Data items ->
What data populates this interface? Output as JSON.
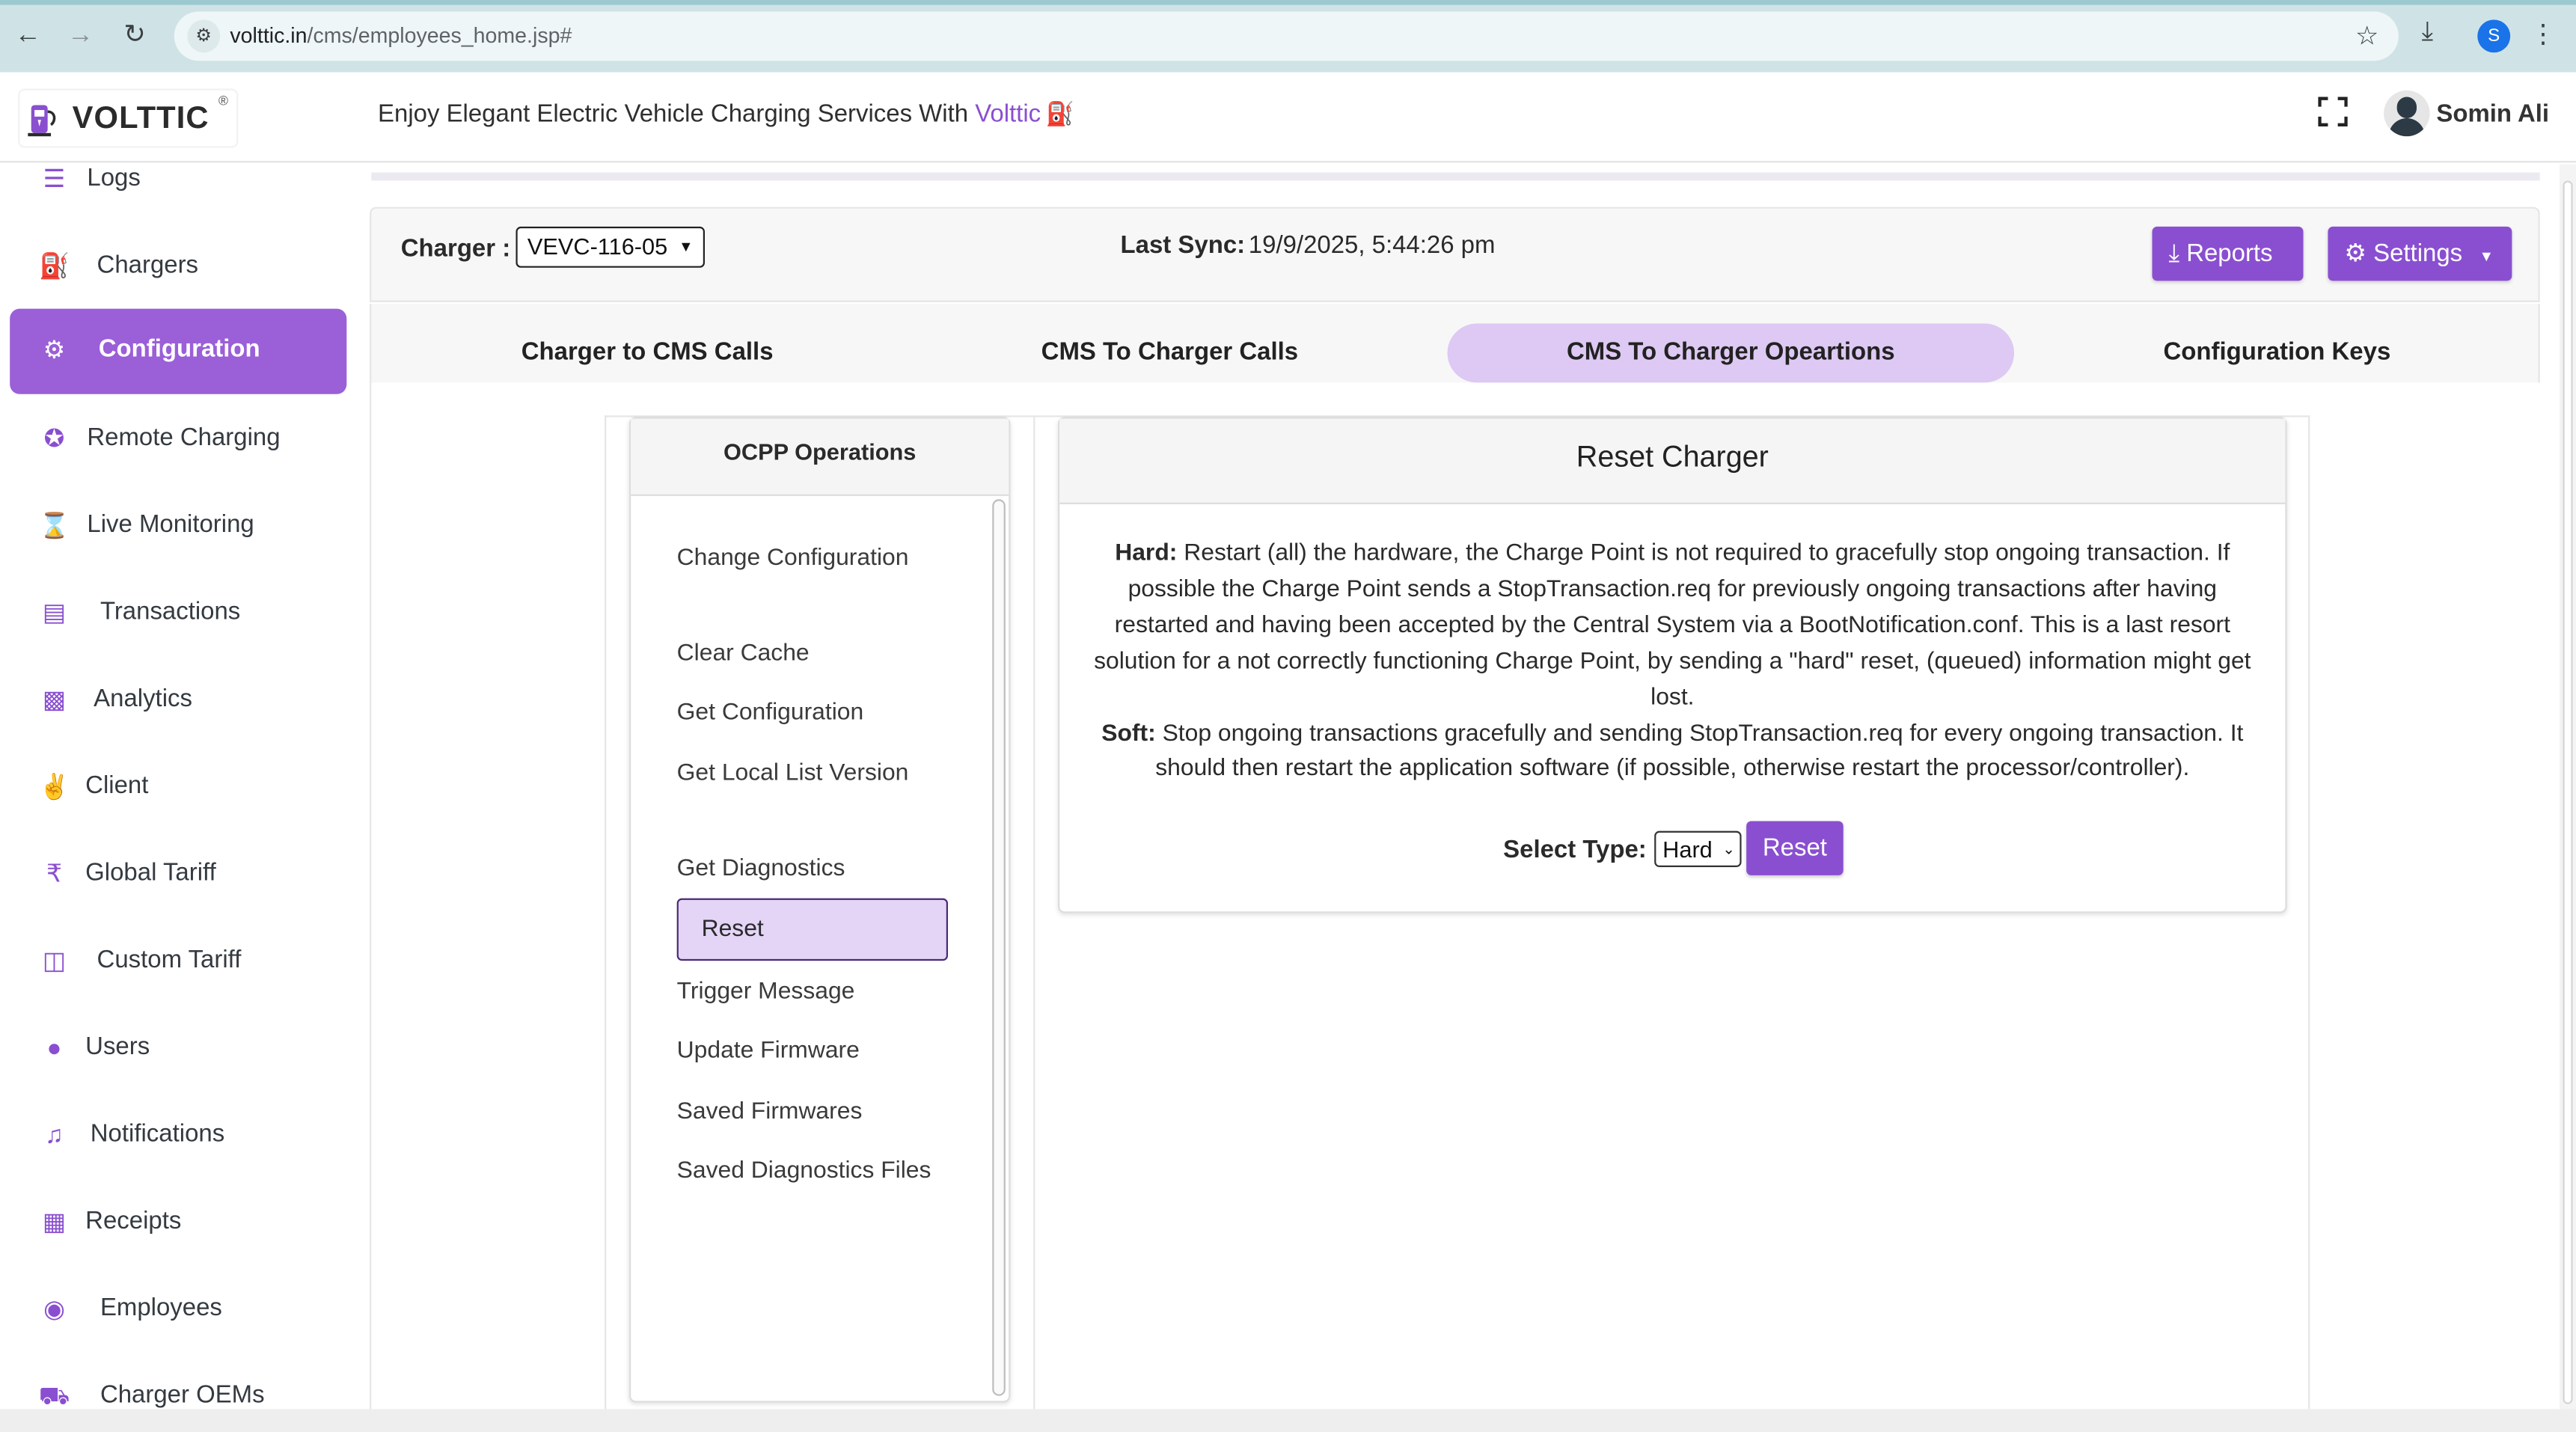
{
  "browser": {
    "url_host": "volttic.in",
    "url_path": "/cms/employees_home.jsp#",
    "profile_initial": "S"
  },
  "header": {
    "logo_text": "VOLTTIC",
    "logo_reg": "®",
    "tagline_prefix": "Enjoy Elegant Electric Vehicle Charging Services With",
    "tagline_brand": "Volttic",
    "user_name": "Somin Ali"
  },
  "sidebar": {
    "items": [
      {
        "label": "Logs",
        "icon": "logs-icon"
      },
      {
        "label": "Chargers",
        "icon": "charger-icon"
      },
      {
        "label": "Configuration",
        "icon": "gears-icon",
        "active": true
      },
      {
        "label": "Remote Charging",
        "icon": "plug-icon"
      },
      {
        "label": "Live Monitoring",
        "icon": "hourglass-icon"
      },
      {
        "label": "Transactions",
        "icon": "card-icon"
      },
      {
        "label": "Analytics",
        "icon": "bar-chart-icon"
      },
      {
        "label": "Client",
        "icon": "handshake-icon"
      },
      {
        "label": "Global Tariff",
        "icon": "rupee-icon"
      },
      {
        "label": "Custom Tariff",
        "icon": "custom-tariff-icon"
      },
      {
        "label": "Users",
        "icon": "users-icon"
      },
      {
        "label": "Notifications",
        "icon": "bell-icon"
      },
      {
        "label": "Receipts",
        "icon": "receipt-icon"
      },
      {
        "label": "Employees",
        "icon": "employees-icon"
      },
      {
        "label": "Charger OEMs",
        "icon": "truck-icon"
      }
    ]
  },
  "charger_bar": {
    "charger_label": "Charger :",
    "charger_value": "VEVC-116-05",
    "last_sync_label": "Last Sync:",
    "last_sync_value": "19/9/2025, 5:44:26 pm",
    "reports_label": "Reports",
    "settings_label": "Settings"
  },
  "tabs": [
    {
      "label": "Charger to CMS Calls"
    },
    {
      "label": "CMS To Charger Calls"
    },
    {
      "label": "CMS To Charger Opeartions",
      "active": true
    },
    {
      "label": "Configuration Keys"
    }
  ],
  "ocpp": {
    "title": "OCPP Operations",
    "items": [
      "Change Configuration",
      "Clear Cache",
      "Get Configuration",
      "Get Local List Version",
      "Get Diagnostics",
      "Reset",
      "Trigger Message",
      "Update Firmware",
      "Saved Firmwares",
      "Saved Diagnostics Files"
    ],
    "active_item": "Reset"
  },
  "reset_panel": {
    "title": "Reset Charger",
    "hard_label": "Hard:",
    "hard_text": "Restart (all) the hardware, the Charge Point is not required to gracefully stop ongoing transaction. If possible the Charge Point sends a StopTransaction.req for previously ongoing transactions after having restarted and having been accepted by the Central System via a BootNotification.conf. This is a last resort solution for a not correctly functioning Charge Point, by sending a \"hard\" reset, (queued) information might get lost.",
    "soft_label": "Soft:",
    "soft_text": "Stop ongoing transactions gracefully and sending StopTransaction.req for every ongoing transaction. It should then restart the application software (if possible, otherwise restart the processor/controller).",
    "select_label": "Select Type:",
    "select_value": "Hard",
    "reset_button": "Reset"
  },
  "colors": {
    "accent": "#8a4fd0",
    "sidebar_active": "#9b5fd8",
    "tab_active": "#ddc9f3",
    "ops_active": "#e4d5f7"
  }
}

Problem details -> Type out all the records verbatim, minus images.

Result for this exercise ->
What data populates this interface? Output as JSON.
{
  "browser": {
    "url_host": "volttic.in",
    "url_path": "/cms/employees_home.jsp#",
    "profile_initial": "S"
  },
  "header": {
    "logo_text": "VOLTTIC",
    "logo_reg": "®",
    "tagline_prefix": "Enjoy Elegant Electric Vehicle Charging Services With",
    "tagline_brand": "Volttic",
    "user_name": "Somin Ali"
  },
  "sidebar": {
    "items": [
      {
        "label": "Logs",
        "icon": "logs-icon"
      },
      {
        "label": "Chargers",
        "icon": "charger-icon"
      },
      {
        "label": "Configuration",
        "icon": "gears-icon",
        "active": true
      },
      {
        "label": "Remote Charging",
        "icon": "plug-icon"
      },
      {
        "label": "Live Monitoring",
        "icon": "hourglass-icon"
      },
      {
        "label": "Transactions",
        "icon": "card-icon"
      },
      {
        "label": "Analytics",
        "icon": "bar-chart-icon"
      },
      {
        "label": "Client",
        "icon": "handshake-icon"
      },
      {
        "label": "Global Tariff",
        "icon": "rupee-icon"
      },
      {
        "label": "Custom Tariff",
        "icon": "custom-tariff-icon"
      },
      {
        "label": "Users",
        "icon": "users-icon"
      },
      {
        "label": "Notifications",
        "icon": "bell-icon"
      },
      {
        "label": "Receipts",
        "icon": "receipt-icon"
      },
      {
        "label": "Employees",
        "icon": "employees-icon"
      },
      {
        "label": "Charger OEMs",
        "icon": "truck-icon"
      }
    ]
  },
  "charger_bar": {
    "charger_label": "Charger :",
    "charger_value": "VEVC-116-05",
    "last_sync_label": "Last Sync:",
    "last_sync_value": "19/9/2025, 5:44:26 pm",
    "reports_label": "Reports",
    "settings_label": "Settings"
  },
  "tabs": [
    {
      "label": "Charger to CMS Calls"
    },
    {
      "label": "CMS To Charger Calls"
    },
    {
      "label": "CMS To Charger Opeartions",
      "active": true
    },
    {
      "label": "Configuration Keys"
    }
  ],
  "ocpp": {
    "title": "OCPP Operations",
    "items": [
      "Change Configuration",
      "Clear Cache",
      "Get Configuration",
      "Get Local List Version",
      "Get Diagnostics",
      "Reset",
      "Trigger Message",
      "Update Firmware",
      "Saved Firmwares",
      "Saved Diagnostics Files"
    ],
    "active_item": "Reset"
  },
  "reset_panel": {
    "title": "Reset Charger",
    "hard_label": "Hard:",
    "hard_text": "Restart (all) the hardware, the Charge Point is not required to gracefully stop ongoing transaction. If possible the Charge Point sends a StopTransaction.req for previously ongoing transactions after having restarted and having been accepted by the Central System via a BootNotification.conf. This is a last resort solution for a not correctly functioning Charge Point, by sending a \"hard\" reset, (queued) information might get lost.",
    "soft_label": "Soft:",
    "soft_text": "Stop ongoing transactions gracefully and sending StopTransaction.req for every ongoing transaction. It should then restart the application software (if possible, otherwise restart the processor/controller).",
    "select_label": "Select Type:",
    "select_value": "Hard",
    "reset_button": "Reset"
  },
  "colors": {
    "accent": "#8a4fd0",
    "sidebar_active": "#9b5fd8",
    "tab_active": "#ddc9f3",
    "ops_active": "#e4d5f7"
  }
}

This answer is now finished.